- Problem requirements
Lines with "voting": pull these out of the listing below.

- Dataset
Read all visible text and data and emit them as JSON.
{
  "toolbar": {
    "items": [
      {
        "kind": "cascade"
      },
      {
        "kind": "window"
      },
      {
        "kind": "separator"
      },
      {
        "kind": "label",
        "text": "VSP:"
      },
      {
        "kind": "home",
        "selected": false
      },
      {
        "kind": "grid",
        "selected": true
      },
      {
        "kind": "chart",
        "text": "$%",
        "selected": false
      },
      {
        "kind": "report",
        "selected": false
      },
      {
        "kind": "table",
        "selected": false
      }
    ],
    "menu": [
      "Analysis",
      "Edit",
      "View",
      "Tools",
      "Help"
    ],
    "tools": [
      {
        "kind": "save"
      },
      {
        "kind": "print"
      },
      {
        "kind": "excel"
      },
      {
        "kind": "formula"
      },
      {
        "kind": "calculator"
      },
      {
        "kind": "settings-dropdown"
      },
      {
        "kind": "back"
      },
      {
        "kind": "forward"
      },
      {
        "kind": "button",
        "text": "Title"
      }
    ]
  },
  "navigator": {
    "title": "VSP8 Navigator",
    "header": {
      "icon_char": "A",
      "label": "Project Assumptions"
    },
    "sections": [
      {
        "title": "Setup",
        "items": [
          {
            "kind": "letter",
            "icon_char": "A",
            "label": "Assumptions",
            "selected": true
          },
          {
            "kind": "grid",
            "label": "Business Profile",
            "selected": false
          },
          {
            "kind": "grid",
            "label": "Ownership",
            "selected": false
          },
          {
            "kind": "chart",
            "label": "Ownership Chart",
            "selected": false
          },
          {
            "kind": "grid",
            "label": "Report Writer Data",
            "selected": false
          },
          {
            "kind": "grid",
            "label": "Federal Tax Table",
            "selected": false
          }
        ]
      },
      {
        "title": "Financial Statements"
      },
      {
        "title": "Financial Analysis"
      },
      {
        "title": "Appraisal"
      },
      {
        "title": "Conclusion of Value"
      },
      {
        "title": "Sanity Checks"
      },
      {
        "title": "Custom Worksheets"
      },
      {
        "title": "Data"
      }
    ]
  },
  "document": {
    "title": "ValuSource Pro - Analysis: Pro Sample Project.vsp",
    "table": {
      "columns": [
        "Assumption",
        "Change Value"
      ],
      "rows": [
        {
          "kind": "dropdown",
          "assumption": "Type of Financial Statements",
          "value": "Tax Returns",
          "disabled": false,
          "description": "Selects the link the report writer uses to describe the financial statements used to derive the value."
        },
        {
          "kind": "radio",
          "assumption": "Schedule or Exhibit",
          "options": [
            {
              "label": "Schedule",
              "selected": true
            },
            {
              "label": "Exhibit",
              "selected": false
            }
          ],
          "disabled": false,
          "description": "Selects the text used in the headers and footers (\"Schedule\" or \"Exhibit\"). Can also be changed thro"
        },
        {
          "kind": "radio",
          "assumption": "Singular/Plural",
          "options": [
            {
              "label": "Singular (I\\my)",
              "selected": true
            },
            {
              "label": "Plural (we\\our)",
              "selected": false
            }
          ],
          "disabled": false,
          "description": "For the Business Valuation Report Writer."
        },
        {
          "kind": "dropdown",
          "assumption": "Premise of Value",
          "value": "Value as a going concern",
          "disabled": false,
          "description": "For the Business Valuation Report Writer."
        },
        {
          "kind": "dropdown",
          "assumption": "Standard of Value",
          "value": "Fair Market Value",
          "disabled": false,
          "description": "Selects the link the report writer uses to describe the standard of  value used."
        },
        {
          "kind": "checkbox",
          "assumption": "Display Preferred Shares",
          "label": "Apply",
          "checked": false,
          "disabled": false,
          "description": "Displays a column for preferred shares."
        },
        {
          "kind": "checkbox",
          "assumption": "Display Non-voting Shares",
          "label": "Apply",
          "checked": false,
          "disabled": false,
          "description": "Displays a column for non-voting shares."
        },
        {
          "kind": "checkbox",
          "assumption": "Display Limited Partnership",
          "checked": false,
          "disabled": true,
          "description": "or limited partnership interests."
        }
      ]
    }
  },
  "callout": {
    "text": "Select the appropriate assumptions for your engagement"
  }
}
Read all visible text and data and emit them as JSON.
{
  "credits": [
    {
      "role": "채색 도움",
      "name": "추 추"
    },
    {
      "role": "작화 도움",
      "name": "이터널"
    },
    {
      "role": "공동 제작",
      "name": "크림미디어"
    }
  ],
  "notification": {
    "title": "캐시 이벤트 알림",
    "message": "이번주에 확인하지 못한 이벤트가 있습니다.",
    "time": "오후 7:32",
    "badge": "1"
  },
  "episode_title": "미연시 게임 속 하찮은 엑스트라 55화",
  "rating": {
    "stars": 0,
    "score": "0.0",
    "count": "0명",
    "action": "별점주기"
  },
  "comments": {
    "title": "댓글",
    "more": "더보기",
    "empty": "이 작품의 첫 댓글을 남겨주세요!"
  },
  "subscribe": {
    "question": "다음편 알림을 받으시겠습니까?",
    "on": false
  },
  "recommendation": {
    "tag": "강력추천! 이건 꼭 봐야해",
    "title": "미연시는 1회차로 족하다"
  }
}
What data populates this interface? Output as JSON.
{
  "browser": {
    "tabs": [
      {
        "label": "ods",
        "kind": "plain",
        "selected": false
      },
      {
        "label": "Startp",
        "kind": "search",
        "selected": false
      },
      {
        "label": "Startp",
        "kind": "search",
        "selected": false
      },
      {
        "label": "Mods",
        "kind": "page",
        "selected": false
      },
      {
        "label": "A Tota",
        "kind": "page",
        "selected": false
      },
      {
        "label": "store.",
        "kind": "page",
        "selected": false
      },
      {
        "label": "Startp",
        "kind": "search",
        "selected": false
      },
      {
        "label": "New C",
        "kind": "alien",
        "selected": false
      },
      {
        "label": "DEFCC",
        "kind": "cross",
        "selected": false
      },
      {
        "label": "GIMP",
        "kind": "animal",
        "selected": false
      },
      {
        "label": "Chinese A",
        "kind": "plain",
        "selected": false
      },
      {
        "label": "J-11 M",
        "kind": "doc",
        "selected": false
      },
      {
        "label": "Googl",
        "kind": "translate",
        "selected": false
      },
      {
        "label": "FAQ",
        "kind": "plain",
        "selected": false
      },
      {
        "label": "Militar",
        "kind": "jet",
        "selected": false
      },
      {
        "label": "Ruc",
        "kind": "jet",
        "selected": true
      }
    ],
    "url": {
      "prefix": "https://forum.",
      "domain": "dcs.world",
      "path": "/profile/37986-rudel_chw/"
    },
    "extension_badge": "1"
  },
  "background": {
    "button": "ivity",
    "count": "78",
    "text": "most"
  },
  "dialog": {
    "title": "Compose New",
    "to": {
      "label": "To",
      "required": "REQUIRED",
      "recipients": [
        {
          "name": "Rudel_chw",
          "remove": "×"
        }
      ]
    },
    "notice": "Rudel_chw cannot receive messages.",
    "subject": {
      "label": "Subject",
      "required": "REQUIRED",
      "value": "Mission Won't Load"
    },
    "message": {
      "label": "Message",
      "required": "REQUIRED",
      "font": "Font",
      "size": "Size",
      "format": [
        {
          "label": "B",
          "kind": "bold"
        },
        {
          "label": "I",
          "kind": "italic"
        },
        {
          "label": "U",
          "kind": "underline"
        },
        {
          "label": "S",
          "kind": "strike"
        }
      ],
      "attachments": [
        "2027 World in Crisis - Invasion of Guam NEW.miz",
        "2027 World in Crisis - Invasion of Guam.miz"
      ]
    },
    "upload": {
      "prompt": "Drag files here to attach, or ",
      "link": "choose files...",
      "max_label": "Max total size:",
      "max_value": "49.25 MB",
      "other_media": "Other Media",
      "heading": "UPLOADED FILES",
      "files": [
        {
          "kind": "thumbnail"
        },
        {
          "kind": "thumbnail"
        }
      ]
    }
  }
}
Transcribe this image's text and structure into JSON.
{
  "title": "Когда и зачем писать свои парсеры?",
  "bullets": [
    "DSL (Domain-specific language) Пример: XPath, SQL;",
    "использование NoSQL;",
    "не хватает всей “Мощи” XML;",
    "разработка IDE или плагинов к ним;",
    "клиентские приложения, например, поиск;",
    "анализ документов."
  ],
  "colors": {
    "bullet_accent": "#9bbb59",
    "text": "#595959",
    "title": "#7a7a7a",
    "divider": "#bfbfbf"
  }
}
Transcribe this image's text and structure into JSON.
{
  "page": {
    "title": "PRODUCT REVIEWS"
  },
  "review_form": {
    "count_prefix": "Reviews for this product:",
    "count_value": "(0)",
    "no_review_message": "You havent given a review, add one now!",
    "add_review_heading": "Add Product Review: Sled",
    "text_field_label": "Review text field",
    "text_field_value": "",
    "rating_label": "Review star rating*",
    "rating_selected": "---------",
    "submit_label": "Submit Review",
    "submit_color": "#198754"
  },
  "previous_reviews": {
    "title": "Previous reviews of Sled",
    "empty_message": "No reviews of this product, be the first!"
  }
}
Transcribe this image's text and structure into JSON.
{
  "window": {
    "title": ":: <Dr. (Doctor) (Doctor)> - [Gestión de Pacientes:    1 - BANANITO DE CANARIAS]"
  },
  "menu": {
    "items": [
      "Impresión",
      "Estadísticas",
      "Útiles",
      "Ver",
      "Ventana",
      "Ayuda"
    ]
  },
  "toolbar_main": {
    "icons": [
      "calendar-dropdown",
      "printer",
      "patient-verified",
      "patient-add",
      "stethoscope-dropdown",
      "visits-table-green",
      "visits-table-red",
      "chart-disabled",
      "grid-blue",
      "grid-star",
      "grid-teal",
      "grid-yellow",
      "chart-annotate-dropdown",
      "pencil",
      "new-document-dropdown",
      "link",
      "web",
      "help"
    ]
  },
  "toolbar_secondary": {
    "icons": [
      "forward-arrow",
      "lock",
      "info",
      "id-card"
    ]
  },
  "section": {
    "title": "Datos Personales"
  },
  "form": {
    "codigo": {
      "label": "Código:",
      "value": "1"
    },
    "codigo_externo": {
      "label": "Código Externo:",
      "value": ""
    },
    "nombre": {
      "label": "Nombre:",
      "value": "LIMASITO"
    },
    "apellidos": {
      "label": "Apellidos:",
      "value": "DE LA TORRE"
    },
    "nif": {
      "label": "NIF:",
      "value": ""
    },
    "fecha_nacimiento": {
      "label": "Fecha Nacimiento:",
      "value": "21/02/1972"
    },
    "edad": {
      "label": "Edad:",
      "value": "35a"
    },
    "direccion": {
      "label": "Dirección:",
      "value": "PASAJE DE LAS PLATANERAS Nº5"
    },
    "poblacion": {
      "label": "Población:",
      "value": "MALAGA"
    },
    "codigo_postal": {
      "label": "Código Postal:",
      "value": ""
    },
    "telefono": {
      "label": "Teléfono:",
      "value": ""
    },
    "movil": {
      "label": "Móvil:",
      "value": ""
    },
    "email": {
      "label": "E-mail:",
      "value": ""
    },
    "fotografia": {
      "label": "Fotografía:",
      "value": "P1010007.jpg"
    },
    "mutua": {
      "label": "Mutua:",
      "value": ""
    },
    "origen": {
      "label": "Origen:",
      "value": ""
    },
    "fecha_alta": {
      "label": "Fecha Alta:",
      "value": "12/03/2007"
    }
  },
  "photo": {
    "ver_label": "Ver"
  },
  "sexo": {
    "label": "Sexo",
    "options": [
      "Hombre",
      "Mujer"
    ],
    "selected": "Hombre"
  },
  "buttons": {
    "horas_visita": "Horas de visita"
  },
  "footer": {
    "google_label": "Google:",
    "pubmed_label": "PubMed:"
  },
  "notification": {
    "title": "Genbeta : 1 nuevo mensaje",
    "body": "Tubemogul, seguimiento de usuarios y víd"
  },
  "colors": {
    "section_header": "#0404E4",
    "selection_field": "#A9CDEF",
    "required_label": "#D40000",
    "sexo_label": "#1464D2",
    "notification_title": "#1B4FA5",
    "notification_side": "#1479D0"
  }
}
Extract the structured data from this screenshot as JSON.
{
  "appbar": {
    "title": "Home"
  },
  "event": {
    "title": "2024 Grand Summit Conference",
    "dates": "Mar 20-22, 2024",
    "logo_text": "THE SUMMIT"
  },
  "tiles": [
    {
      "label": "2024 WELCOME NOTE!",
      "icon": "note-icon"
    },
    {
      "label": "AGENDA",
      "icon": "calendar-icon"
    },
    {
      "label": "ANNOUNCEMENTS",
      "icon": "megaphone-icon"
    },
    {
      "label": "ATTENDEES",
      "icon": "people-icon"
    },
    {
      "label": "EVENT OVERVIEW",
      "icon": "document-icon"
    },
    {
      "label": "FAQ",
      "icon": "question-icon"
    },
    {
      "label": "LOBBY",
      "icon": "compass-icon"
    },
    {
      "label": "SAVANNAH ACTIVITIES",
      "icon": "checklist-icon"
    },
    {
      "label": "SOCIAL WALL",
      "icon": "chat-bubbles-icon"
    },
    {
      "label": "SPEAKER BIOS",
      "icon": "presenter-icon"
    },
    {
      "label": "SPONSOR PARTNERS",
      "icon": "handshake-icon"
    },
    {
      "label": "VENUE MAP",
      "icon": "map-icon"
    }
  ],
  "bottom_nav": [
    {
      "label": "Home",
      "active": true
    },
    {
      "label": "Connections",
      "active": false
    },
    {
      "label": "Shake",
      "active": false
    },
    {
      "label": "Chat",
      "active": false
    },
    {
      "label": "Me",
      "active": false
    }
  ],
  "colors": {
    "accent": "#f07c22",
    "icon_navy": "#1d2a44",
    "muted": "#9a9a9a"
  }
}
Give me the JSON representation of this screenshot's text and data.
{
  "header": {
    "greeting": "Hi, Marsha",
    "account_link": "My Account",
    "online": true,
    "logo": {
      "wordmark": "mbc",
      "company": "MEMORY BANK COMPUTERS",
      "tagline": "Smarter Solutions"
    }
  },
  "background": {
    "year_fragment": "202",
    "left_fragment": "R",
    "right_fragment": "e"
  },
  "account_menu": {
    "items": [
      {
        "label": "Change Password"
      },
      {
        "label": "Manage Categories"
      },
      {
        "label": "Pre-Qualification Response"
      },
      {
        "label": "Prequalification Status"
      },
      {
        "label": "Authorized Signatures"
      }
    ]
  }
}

- Reply
          "assumption": "Display Non-voting Shares",
          "description": "Displays a column for non-voting shares."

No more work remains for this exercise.